Besides more exciting action scenes, there's an actual score by Laurence Rosenthal that compliments every segment it accompanies.

With that said, I think this is a mildly entertaining movie thanks in large part to the performances in the film.

It is a well-made, elaborate movie beautifully shot in the Virgin Islands but way too slow and dull.

Excellent first halve compensates for weaker and more formulaic second.

And the tropical background scenes are so breathtaking.

It's slowly paced, nothing ever really happens, inexplicably Dr. Moreau attempts to turn Michael York into an animal, and ultimately the film goes no where.

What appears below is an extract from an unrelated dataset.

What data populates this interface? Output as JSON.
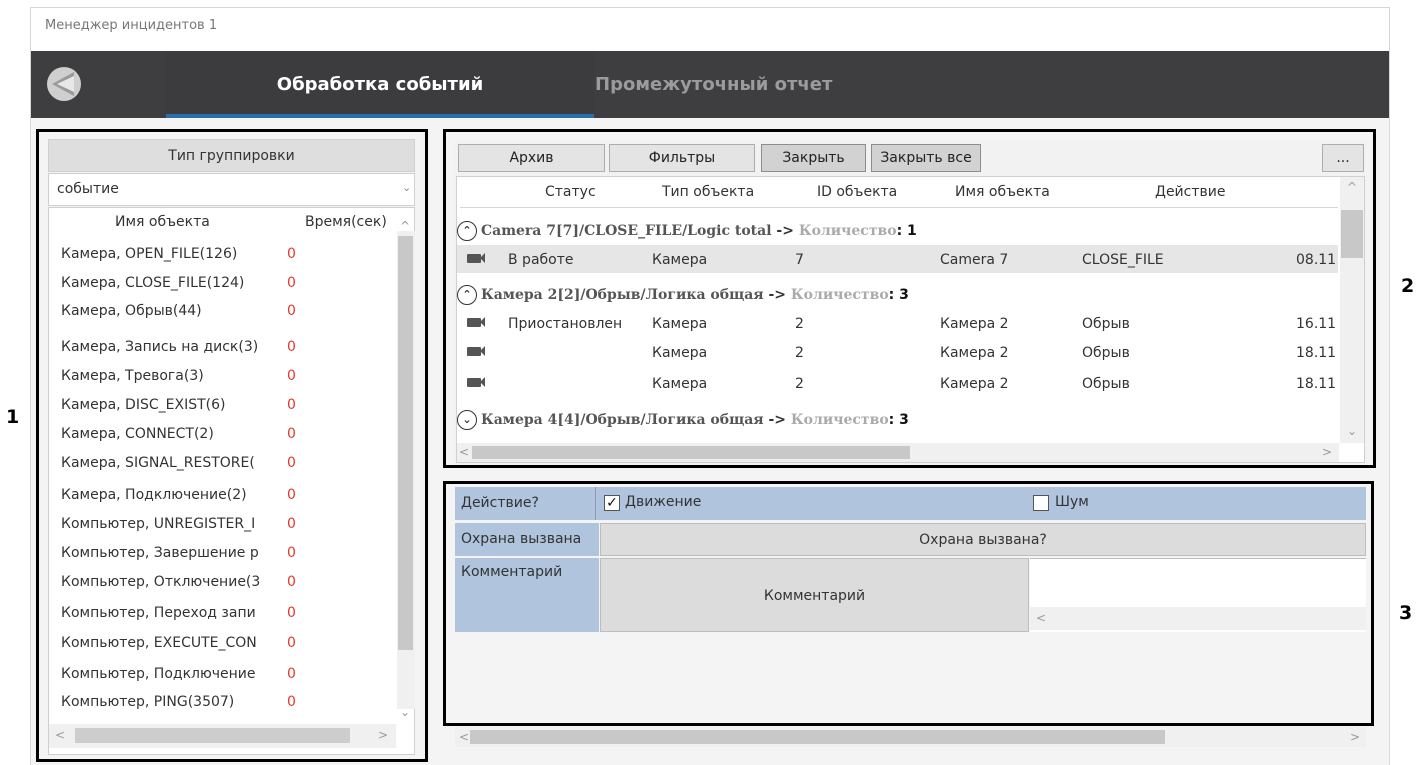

The Island of Dr. Moreau as a whole is generally well made, the lush jungle greenery & golden sandy beaches of the sunny Virgin Island locations look stunning throughout & the cinematography by Gerry Fisher captures it nicely enough.

If you've read Wells' masterpiece, don't waste your time on this - it will just be a big disappointment.

Shipwreck survivor Andrew Braddock (a solid and engaging performance by Michael York) washes ashore on a remote island run by determined, obsessive, and remorseless scientist Dr. Paul Moreau (splendidly played with firm resolve and conviction by Burt Lancaster).

At 99 minutes, this film drags on for far too long.

Director Don Taylor, working from a smart and compact script by John Herman Shaner and Al Ramrus, relates the absorbing story at a steady pace, does an adept job of creating a spooky and mysterious mood in the opening third, and makes inspired use of the lush tropical setting.

The ending of the film also disappoints as it comes across as rather flat, dull & predictable.

Colorful cinematography by the classic cameraman Gerry Fisher and thrilling musical score by Laurence Rosenthal.

We both enjoyed it and thought the make-up was outstanding.

Their combined efforts make the movie an enjoyable old style story that leans more towards science fiction than horror that will have you staying with it till the end.

The movie delivers quite a few memorably powerful moments: an eerie nighttime Viking funeral for a slain mutant, Braddock fighting his baser animal impulses by drudging up poignant childhood memories, and the enraged beastmen revolting against their cruel oppressor Moreau during the lively, exciting, and harrowing climax.

Seeing it as an adult it's VERY dull and not even remotely OK.

Overall, while there were a plethora of plot-holes to be found, and the conclusion a little simplistic, the general tone and quality of the film remained highly entertaining, uncomplicated and straightforward, something the 1996 remake couldn't muster in spite of its (by relative standards) gold plated production.

As the movie progresses the movie does loose some of its power and tension, when it falls into some obvious clichés and formulaic genre elements, plus some just plain odd and poorly done sequences.

Kudos to director Don Taylor for making such a rousing adventure/horror film.

Bland filming of the famous story is far less intense than the classic version with Charles Laughton, and director Don Taylor has little feel for the material.

Who can deny Lancaster the glory of Trapeeze, Michael York his smooth fop impersonation in Riddle of the Sands, Richard Basehart gripping Ishmael in Moby Dick twenty years before or Nigel Davenport his solid Norfolk in A Man for All Seasons?

Wells is a little on the slow and uneventful side.

This version of The Island of Dr. Moreau-starring Burt Lancaster and Michael York-is a rousing adventure/horror film .

My Take: Good-looking and well-cast, but utterly tedious.

The pace is glacial and some scenes go on for so long that you find yourself wishing them to end - I eventually got so bored that I ended up playing solitaire on my phone while keeping half an eye on the travesty on the screen.

Because it's shot in full colour, it doesn't quite have the stark, nightmarish quality of the 1932 film version, but it's still fairly intense, and it is grisly at times.

Coulda been a gripping story.

The last half is more mechanical and plodding, though the first half does a long way towards carrying it all through to the conclusion.

Good action scenes lead to a rousing, exciting finale.

The movie has you on the edge of your seat.

Wells novel is pretty entertaining.